Did you know where Calgary was before you went? BE HONEST. I ask because I thought it was ... somewhere it is not. Haha. (I'm an idiot.)
I did, because I've lived in Canada. If you had asked me if I knew where any other city on Earth was, I'd have said, "I did, because I'm a geography wiz," which is also true, but the reason I answered the way I did is because if you spend a significant amount of time in Canada, you spend a significant amount of time talking about Canada. Everyone there knows everything there is to know about all the other major Canadian cities: all the industry, all the politics, all the dramas. I think that's because of the size: Canada contains a manageable amount of people and information. The flip side is that then Canadians assume folks from the States care as much about our politics and stuff, and we don't, so we seem stupid and disinterested. Which we are? Anyway, so yeah, I'd heard a thing or two about Calgary. (Which is, if you didn't know, a bit north of western Montana in Alberta. It's where the dudes in Lonesome Dove would've ended up if they kept going north for a few more months.)

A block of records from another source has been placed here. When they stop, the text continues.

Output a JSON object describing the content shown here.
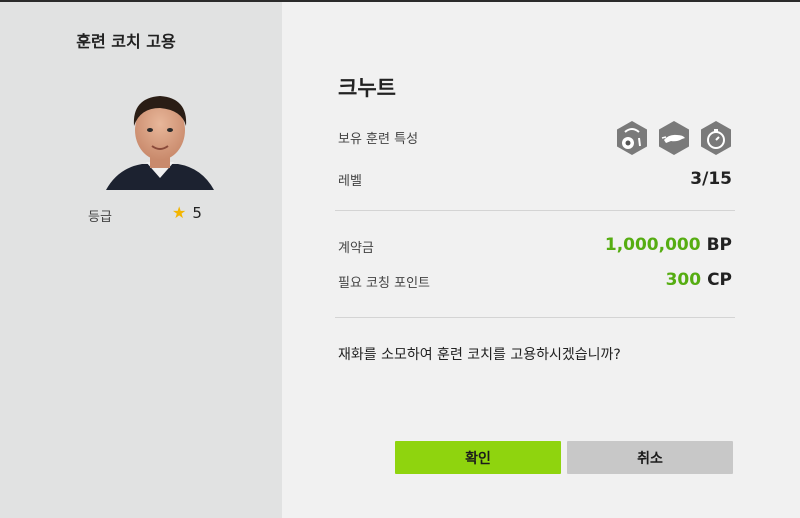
{
  "left_panel": {
    "title": "훈련 코치 고용",
    "grade_label": "등급",
    "grade_value": "5",
    "grade_icon": "star-icon"
  },
  "coach": {
    "name": "크누트",
    "skills_label": "보유 훈련 특성",
    "skill_icons": [
      "ball-dribble-icon",
      "cheetah-speed-icon",
      "stopwatch-icon"
    ],
    "level_label": "레벨",
    "level_value": "3/15"
  },
  "costs": {
    "contract_label": "계약금",
    "contract_amount": "1,000,000",
    "contract_unit": "BP",
    "coaching_label": "필요 코칭 포인트",
    "coaching_amount": "300",
    "coaching_unit": "CP"
  },
  "question": "재화를 소모하여 훈련 코치를 고용하시겠습니까?",
  "buttons": {
    "confirm": "확인",
    "cancel": "취소"
  },
  "colors": {
    "accent_green": "#8fd40e",
    "amount_green": "#56ad12",
    "star": "#f3b500"
  }
}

Briefly summarize Calgary's history.
I'm not looking it up; this is all what I gathered/assumed from talking to people: Calgary is a very young city in another sense: it was formed sometime in the 1880s or 1890s? Alberta is oil country, so that's the foundation. That and cattle. There's a festival every summer called Stampede which is all about cowboy stuff — they celebrated their 100th anniversary this year. And Calgary has a young, hip, Muslim mayor, Naheed Nenshi, who has a donut named after him. According to everyone, he's the best and the opposite of Toronto's mayor who is supposedly "a dumb Chris Christie." Ta-da! Calgary.

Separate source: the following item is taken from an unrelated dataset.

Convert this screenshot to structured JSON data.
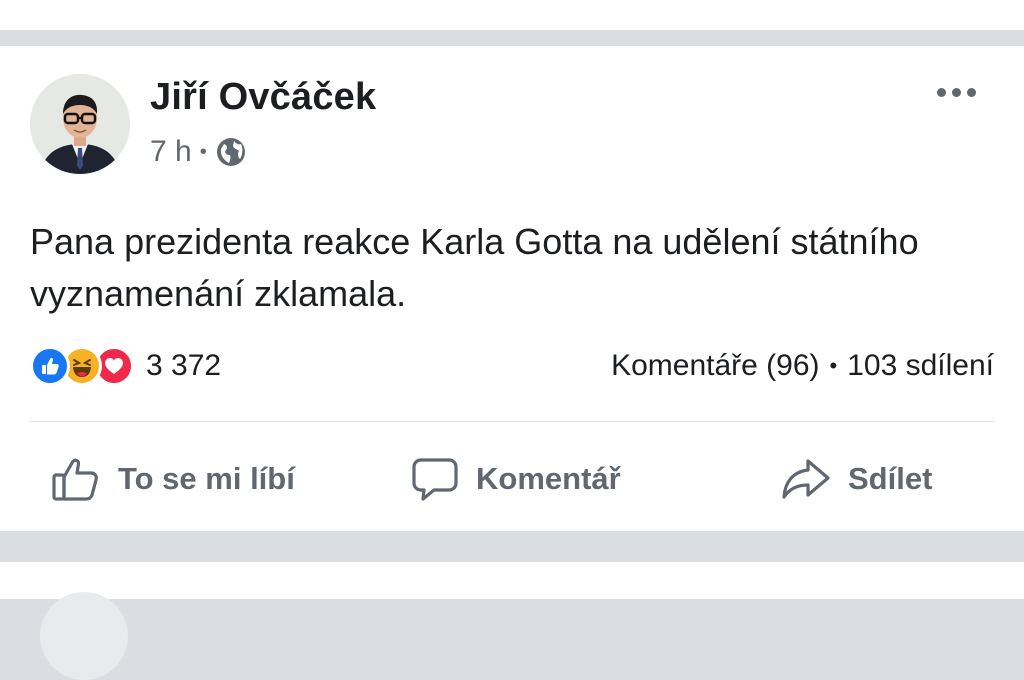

Did you make any new friends?
I think this shy girl Caitlyn who is from Brooklyn would maybe meet me for a glass of wine if I asked her next time I'm in New York. You can see her in this DRAMATIC FOOTAGE I captured during a rafting trip. We were prepared for rapids, but instead it was mostly calm and a family of ducks followed us the last few miles.
What was the most embarrassing thing that happened to you while you were there?
When I picture Calgary I picture like a very clean field with nice clean buildings around it. That's probably stupid. Tell me something TWISTED about it.
That's not far off. It's super clean and the city part is new and shiny and compact and then there is green stuff everywhere, for now. See?:
And also they have these nice things on the sidewalk grates so your heels don't get stuck in them:
But, okay, you want twisted? Everyone and everything in Calgary has a major guilt complex about the oil and natural gas industry. The money makes the city lovely and gives everyone jobs and houses — though those cost a ton — but it also just feels terrible to be a part of it, you know? Like to the Earth and humanity and whatever. So, for example, the Folk Festival accepts funds from these energy companies, but they do their best to make the festival super eco-friendly to offset it. There was no bottled water sold at the fest, just refilling stations. Some of the tents were solar-powered. There were trash and recycling and COMPOSTING bins. The neatest thing were the plates: you gave a $2 deposit for a real plate and then got your money back upon return.
So yeah, everyone was extra-proud of how eco-friendly and sustainable everything was and that was really nice. The closest I've seen here in the states is that "50 empty cups for a cup of beer" cleanup program they have at Lollapalooza. I'm not sure they still do that though because no one in the U.S. brags about that sort of thing for very long.
The best thing about Calgary is:
They have a huge Holt Renfrew and it is glorious.